Component data from apps and pages
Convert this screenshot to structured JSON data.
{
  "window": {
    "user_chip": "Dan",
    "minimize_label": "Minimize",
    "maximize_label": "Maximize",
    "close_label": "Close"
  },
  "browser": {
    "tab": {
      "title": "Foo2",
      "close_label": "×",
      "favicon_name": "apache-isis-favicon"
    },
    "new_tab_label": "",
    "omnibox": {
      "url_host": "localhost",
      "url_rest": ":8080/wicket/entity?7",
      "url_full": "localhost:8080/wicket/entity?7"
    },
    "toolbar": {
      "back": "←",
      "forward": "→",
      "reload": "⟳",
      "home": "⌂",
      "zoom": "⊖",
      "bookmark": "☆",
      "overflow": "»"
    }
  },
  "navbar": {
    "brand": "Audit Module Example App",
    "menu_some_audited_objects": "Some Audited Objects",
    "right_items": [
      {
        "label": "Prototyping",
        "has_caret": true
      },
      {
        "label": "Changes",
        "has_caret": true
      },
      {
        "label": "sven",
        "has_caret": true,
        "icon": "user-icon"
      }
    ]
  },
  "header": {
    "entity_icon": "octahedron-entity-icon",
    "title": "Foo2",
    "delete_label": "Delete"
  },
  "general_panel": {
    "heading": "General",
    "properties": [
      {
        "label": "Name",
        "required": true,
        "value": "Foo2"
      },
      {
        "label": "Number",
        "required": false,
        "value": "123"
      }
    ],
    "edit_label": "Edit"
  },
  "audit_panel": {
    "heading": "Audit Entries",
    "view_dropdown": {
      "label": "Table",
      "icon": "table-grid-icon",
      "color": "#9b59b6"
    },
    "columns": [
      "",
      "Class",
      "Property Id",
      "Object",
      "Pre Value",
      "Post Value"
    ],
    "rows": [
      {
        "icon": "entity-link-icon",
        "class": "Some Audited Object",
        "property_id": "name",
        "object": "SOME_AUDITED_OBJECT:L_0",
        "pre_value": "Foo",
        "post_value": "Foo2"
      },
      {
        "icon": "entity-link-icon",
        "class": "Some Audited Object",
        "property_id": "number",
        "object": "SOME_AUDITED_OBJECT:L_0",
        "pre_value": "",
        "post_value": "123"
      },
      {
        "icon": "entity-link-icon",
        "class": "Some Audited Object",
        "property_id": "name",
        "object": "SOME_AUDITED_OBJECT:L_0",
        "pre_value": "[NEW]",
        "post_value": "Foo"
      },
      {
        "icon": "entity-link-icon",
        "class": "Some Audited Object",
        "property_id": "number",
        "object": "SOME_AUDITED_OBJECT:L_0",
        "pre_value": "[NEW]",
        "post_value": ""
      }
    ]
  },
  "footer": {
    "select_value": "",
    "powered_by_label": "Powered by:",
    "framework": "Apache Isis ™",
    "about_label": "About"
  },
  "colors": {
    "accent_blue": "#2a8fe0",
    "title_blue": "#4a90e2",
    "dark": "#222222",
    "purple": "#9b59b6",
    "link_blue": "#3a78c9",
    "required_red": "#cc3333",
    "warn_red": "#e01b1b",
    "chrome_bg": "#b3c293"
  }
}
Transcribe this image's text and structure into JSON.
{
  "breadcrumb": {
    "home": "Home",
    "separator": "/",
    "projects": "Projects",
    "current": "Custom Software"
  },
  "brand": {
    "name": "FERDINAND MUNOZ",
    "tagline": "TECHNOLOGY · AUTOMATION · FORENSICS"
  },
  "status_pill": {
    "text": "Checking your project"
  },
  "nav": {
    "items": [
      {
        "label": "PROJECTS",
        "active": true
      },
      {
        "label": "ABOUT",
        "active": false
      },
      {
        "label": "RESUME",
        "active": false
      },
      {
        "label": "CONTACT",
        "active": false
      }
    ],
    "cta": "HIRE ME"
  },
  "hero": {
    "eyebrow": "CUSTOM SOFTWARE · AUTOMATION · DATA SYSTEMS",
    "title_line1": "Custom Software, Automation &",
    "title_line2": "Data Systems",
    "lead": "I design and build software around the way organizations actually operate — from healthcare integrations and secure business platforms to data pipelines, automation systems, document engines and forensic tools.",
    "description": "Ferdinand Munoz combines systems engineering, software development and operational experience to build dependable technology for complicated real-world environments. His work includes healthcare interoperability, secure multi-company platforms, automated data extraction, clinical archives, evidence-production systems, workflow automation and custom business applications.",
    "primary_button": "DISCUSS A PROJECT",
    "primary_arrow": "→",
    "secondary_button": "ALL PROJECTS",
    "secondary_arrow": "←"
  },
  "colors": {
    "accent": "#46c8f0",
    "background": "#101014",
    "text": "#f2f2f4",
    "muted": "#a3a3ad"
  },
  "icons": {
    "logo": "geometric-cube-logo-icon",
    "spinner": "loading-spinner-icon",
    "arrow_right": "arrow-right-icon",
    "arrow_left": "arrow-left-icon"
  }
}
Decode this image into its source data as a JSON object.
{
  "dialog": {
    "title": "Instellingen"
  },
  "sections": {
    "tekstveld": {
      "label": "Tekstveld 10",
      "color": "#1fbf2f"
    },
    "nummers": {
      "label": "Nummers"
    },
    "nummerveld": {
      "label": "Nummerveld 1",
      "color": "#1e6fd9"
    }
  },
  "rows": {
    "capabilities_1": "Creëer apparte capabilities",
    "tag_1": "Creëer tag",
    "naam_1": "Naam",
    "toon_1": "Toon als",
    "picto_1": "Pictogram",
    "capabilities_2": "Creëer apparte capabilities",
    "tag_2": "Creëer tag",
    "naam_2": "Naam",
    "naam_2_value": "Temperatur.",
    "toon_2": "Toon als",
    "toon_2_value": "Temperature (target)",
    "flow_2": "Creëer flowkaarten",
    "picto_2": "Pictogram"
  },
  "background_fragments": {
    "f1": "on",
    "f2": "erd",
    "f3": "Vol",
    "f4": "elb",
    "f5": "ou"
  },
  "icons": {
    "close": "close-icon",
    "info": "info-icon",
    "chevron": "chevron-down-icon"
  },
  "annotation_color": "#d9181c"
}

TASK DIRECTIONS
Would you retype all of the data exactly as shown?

THE ANSWER
Convert this screenshot to structured JSON data.
{
  "window": {
    "user_chip": "Dan",
    "minimize_label": "Minimize",
    "maximize_label": "Maximize",
    "close_label": "Close"
  },
  "browser": {
    "tab": {
      "title": "Foo2",
      "close_label": "×",
      "favicon_name": "apache-isis-favicon"
    },
    "new_tab_label": "",
    "omnibox": {
      "url_host": "localhost",
      "url_rest": ":8080/wicket/entity?7",
      "url_full": "localhost:8080/wicket/entity?7"
    },
    "toolbar": {
      "back": "←",
      "forward": "→",
      "reload": "⟳",
      "home": "⌂",
      "zoom": "⊖",
      "bookmark": "☆",
      "overflow": "»"
    }
  },
  "navbar": {
    "brand": "Audit Module Example App",
    "menu_some_audited_objects": "Some Audited Objects",
    "right_items": [
      {
        "label": "Prototyping",
        "has_caret": true
      },
      {
        "label": "Changes",
        "has_caret": true
      },
      {
        "label": "sven",
        "has_caret": true,
        "icon": "user-icon"
      }
    ]
  },
  "header": {
    "entity_icon": "octahedron-entity-icon",
    "title": "Foo2",
    "delete_label": "Delete"
  },
  "general_panel": {
    "heading": "General",
    "properties": [
      {
        "label": "Name",
        "required": true,
        "value": "Foo2"
      },
      {
        "label": "Number",
        "required": false,
        "value": "123"
      }
    ],
    "edit_label": "Edit"
  },
  "audit_panel": {
    "heading": "Audit Entries",
    "view_dropdown": {
      "label": "Table",
      "icon": "table-grid-icon",
      "color": "#9b59b6"
    },
    "columns": [
      "",
      "Class",
      "Property Id",
      "Object",
      "Pre Value",
      "Post Value"
    ],
    "rows": [
      {
        "icon": "entity-link-icon",
        "class": "Some Audited Object",
        "property_id": "name",
        "object": "SOME_AUDITED_OBJECT:L_0",
        "pre_value": "Foo",
        "post_value": "Foo2"
      },
      {
        "icon": "entity-link-icon",
        "class": "Some Audited Object",
        "property_id": "number",
        "object": "SOME_AUDITED_OBJECT:L_0",
        "pre_value": "",
        "post_value": "123"
      },
      {
        "icon": "entity-link-icon",
        "class": "Some Audited Object",
        "property_id": "name",
        "object": "SOME_AUDITED_OBJECT:L_0",
        "pre_value": "[NEW]",
        "post_value": "Foo"
      },
      {
        "icon": "entity-link-icon",
        "class": "Some Audited Object",
        "property_id": "number",
        "object": "SOME_AUDITED_OBJECT:L_0",
        "pre_value": "[NEW]",
        "post_value": ""
      }
    ]
  },
  "footer": {
    "select_value": "",
    "powered_by_label": "Powered by:",
    "framework": "Apache Isis ™",
    "about_label": "About"
  },
  "colors": {
    "accent_blue": "#2a8fe0",
    "title_blue": "#4a90e2",
    "dark": "#222222",
    "purple": "#9b59b6",
    "link_blue": "#3a78c9",
    "required_red": "#cc3333",
    "warn_red": "#e01b1b",
    "chrome_bg": "#b3c293"
  }
}
Transcribe this image's text and structure into JSON.
{
  "breadcrumb": {
    "home": "Home",
    "separator": "/",
    "projects": "Projects",
    "current": "Custom Software"
  },
  "brand": {
    "name": "FERDINAND MUNOZ",
    "tagline": "TECHNOLOGY · AUTOMATION · FORENSICS"
  },
  "status_pill": {
    "text": "Checking your project"
  },
  "nav": {
    "items": [
      {
        "label": "PROJECTS",
        "active": true
      },
      {
        "label": "ABOUT",
        "active": false
      },
      {
        "label": "RESUME",
        "active": false
      },
      {
        "label": "CONTACT",
        "active": false
      }
    ],
    "cta": "HIRE ME"
  },
  "hero": {
    "eyebrow": "CUSTOM SOFTWARE · AUTOMATION · DATA SYSTEMS",
    "title_line1": "Custom Software, Automation &",
    "title_line2": "Data Systems",
    "lead": "I design and build software around the way organizations actually operate — from healthcare integrations and secure business platforms to data pipelines, automation systems, document engines and forensic tools.",
    "description": "Ferdinand Munoz combines systems engineering, software development and operational experience to build dependable technology for complicated real-world environments. His work includes healthcare interoperability, secure multi-company platforms, automated data extraction, clinical archives, evidence-production systems, workflow automation and custom business applications.",
    "primary_button": "DISCUSS A PROJECT",
    "primary_arrow": "→",
    "secondary_button": "ALL PROJECTS",
    "secondary_arrow": "←"
  },
  "colors": {
    "accent": "#46c8f0",
    "background": "#101014",
    "text": "#f2f2f4",
    "muted": "#a3a3ad"
  },
  "icons": {
    "logo": "geometric-cube-logo-icon",
    "spinner": "loading-spinner-icon",
    "arrow_right": "arrow-right-icon",
    "arrow_left": "arrow-left-icon"
  }
}
Decode this image into its source data as a JSON object.
{
  "dialog": {
    "title": "Instellingen"
  },
  "sections": {
    "tekstveld": {
      "label": "Tekstveld 10",
      "color": "#1fbf2f"
    },
    "nummers": {
      "label": "Nummers"
    },
    "nummerveld": {
      "label": "Nummerveld 1",
      "color": "#1e6fd9"
    }
  },
  "rows": {
    "capabilities_1": "Creëer apparte capabilities",
    "tag_1": "Creëer tag",
    "naam_1": "Naam",
    "toon_1": "Toon als",
    "picto_1": "Pictogram",
    "capabilities_2": "Creëer apparte capabilities",
    "tag_2": "Creëer tag",
    "naam_2": "Naam",
    "naam_2_value": "Temperatur.",
    "toon_2": "Toon als",
    "toon_2_value": "Temperature (target)",
    "flow_2": "Creëer flowkaarten",
    "picto_2": "Pictogram"
  },
  "background_fragments": {
    "f1": "on",
    "f2": "erd",
    "f3": "Vol",
    "f4": "elb",
    "f5": "ou"
  },
  "icons": {
    "close": "close-icon",
    "info": "info-icon",
    "chevron": "chevron-down-icon"
  },
  "annotation_color": "#d9181c"
}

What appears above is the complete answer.